Data records
◇ ◇ ◇ ◇ ◇ ◇ ◇
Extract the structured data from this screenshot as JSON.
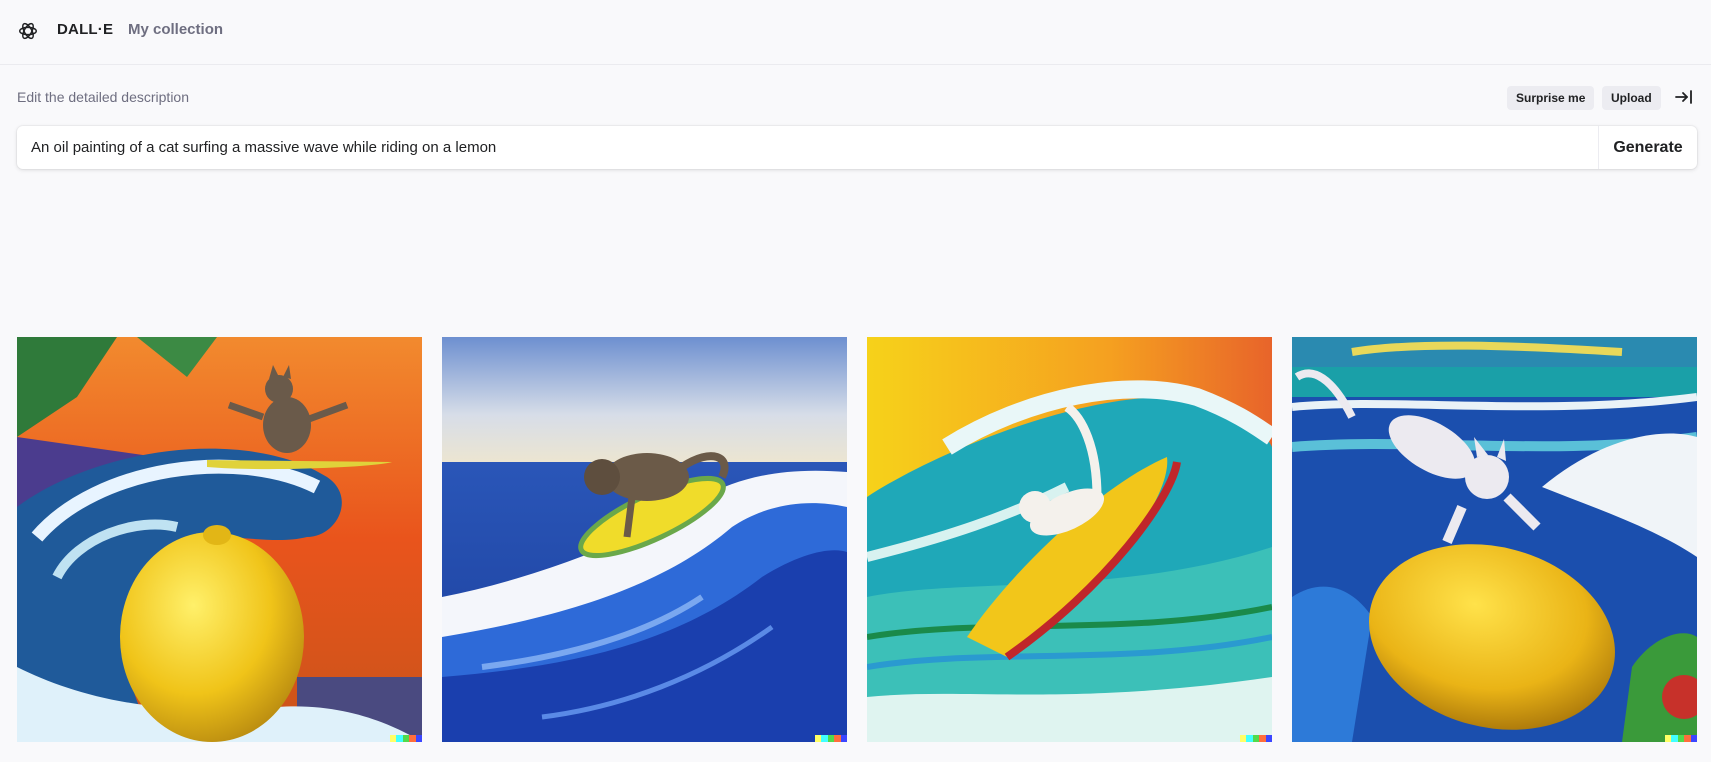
{
  "app": {
    "brand": "DALL·E",
    "nav_collection": "My collection",
    "logo_icon": "openai-logo-icon"
  },
  "prompt": {
    "label": "Edit the detailed description",
    "surprise_label": "Surprise me",
    "upload_label": "Upload",
    "collapse_icon": "arrow-right-bar-icon",
    "value": "An oil painting of a cat surfing a massive wave while riding on a lemon",
    "generate_label": "Generate"
  },
  "results": {
    "images": [
      {
        "subject": "cat surfing orange sunset wave beside lemon"
      },
      {
        "subject": "cat on yellow surfboard blue wave"
      },
      {
        "subject": "white cat on yellow surfboard teal wave"
      },
      {
        "subject": "white cat riding lemon in blue waves"
      }
    ],
    "signature_colors": [
      "#ffff66",
      "#42ffff",
      "#51da4c",
      "#ff6e3c",
      "#3c46ff"
    ]
  }
}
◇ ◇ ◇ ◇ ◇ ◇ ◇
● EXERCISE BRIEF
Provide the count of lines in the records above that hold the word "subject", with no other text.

● EXPECTED ANSWER
4